---- Data for this task

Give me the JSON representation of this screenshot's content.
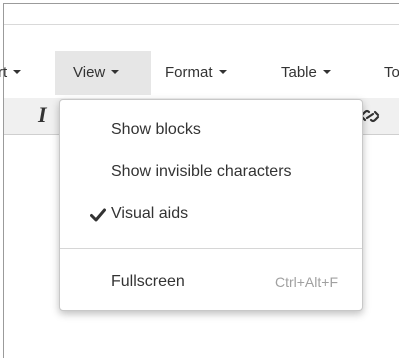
{
  "menubar": {
    "items": [
      {
        "label": "rt"
      },
      {
        "label": "View"
      },
      {
        "label": "Format"
      },
      {
        "label": "Table"
      },
      {
        "label": "To"
      }
    ]
  },
  "toolbar": {
    "italic_glyph": "I",
    "unlink_icon": "unlink-icon"
  },
  "view_menu": {
    "items": [
      {
        "label": "Show blocks",
        "checked": false
      },
      {
        "label": "Show invisible characters",
        "checked": false
      },
      {
        "label": "Visual aids",
        "checked": true
      },
      {
        "label": "Fullscreen",
        "shortcut": "Ctrl+Alt+F"
      }
    ]
  },
  "colors": {
    "text": "#333333",
    "active_menu_bg": "#e6e6e6",
    "toolbar_bg": "#f0f0f0",
    "shortcut": "#a0a0a0"
  }
}
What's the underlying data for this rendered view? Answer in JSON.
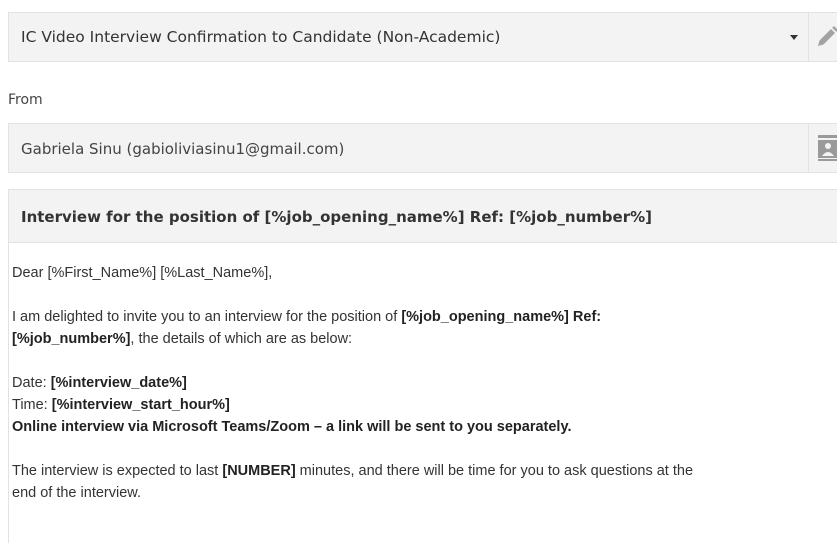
{
  "template": {
    "selected": "IC Video Interview Confirmation to Candidate (Non-Academic)",
    "caret_icon": "chevron-down-icon",
    "edit_icon": "pencil-icon"
  },
  "from": {
    "label": "From",
    "value": "Gabriela Sinu (gabioliviasinu1@gmail.com)",
    "contact_icon": "contact-card-icon"
  },
  "subject": {
    "value": "Interview for the position of [%job_opening_name%] Ref: [%job_number%]"
  },
  "body": {
    "greeting": "Dear [%First_Name%] [%Last_Name%],",
    "p1_a": "I am delighted to invite you to an interview for the position of ",
    "p1_b": "[%job_opening_name%] Ref:",
    "p1_c": "[%job_number%]",
    "p1_d": ", the details of which are as below:",
    "date_label": "Date: ",
    "date_value": "[%interview_date%]",
    "time_label": "Time: ",
    "time_value": "[%interview_start_hour%]",
    "online_line": "Online interview via Microsoft Teams/Zoom – a link will be sent to you separately.",
    "p3_a": "The interview is expected to last ",
    "p3_b": "[NUMBER]",
    "p3_c": " minutes, and there will be time for you to ask questions at the",
    "p3_d": "end of the interview."
  },
  "colors": {
    "field_bg": "#f3f3f3",
    "field_border": "#e2e2e2",
    "icon_gray": "#999999"
  }
}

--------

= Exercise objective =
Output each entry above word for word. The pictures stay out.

= Exercise result =
Give me the JSON representation of this screenshot's content.
{
  "menubar": {
    "items": [
      {
        "label": "rt"
      },
      {
        "label": "View"
      },
      {
        "label": "Format"
      },
      {
        "label": "Table"
      },
      {
        "label": "To"
      }
    ]
  },
  "toolbar": {
    "italic_glyph": "I",
    "unlink_icon": "unlink-icon"
  },
  "view_menu": {
    "items": [
      {
        "label": "Show blocks",
        "checked": false
      },
      {
        "label": "Show invisible characters",
        "checked": false
      },
      {
        "label": "Visual aids",
        "checked": true
      },
      {
        "label": "Fullscreen",
        "shortcut": "Ctrl+Alt+F"
      }
    ]
  },
  "colors": {
    "text": "#333333",
    "active_menu_bg": "#e6e6e6",
    "toolbar_bg": "#f0f0f0",
    "shortcut": "#a0a0a0"
  }
}
What's the underlying data for this rendered view? Answer in JSON.
{
  "template": {
    "selected": "IC Video Interview Confirmation to Candidate (Non-Academic)",
    "caret_icon": "chevron-down-icon",
    "edit_icon": "pencil-icon"
  },
  "from": {
    "label": "From",
    "value": "Gabriela Sinu (gabioliviasinu1@gmail.com)",
    "contact_icon": "contact-card-icon"
  },
  "subject": {
    "value": "Interview for the position of [%job_opening_name%] Ref: [%job_number%]"
  },
  "body": {
    "greeting": "Dear [%First_Name%] [%Last_Name%],",
    "p1_a": "I am delighted to invite you to an interview for the position of ",
    "p1_b": "[%job_opening_name%] Ref:",
    "p1_c": "[%job_number%]",
    "p1_d": ", the details of which are as below:",
    "date_label": "Date: ",
    "date_value": "[%interview_date%]",
    "time_label": "Time: ",
    "time_value": "[%interview_start_hour%]",
    "online_line": "Online interview via Microsoft Teams/Zoom – a link will be sent to you separately.",
    "p3_a": "The interview is expected to last ",
    "p3_b": "[NUMBER]",
    "p3_c": " minutes, and there will be time for you to ask questions at the",
    "p3_d": "end of the interview."
  },
  "colors": {
    "field_bg": "#f3f3f3",
    "field_border": "#e2e2e2",
    "icon_gray": "#999999"
  }
}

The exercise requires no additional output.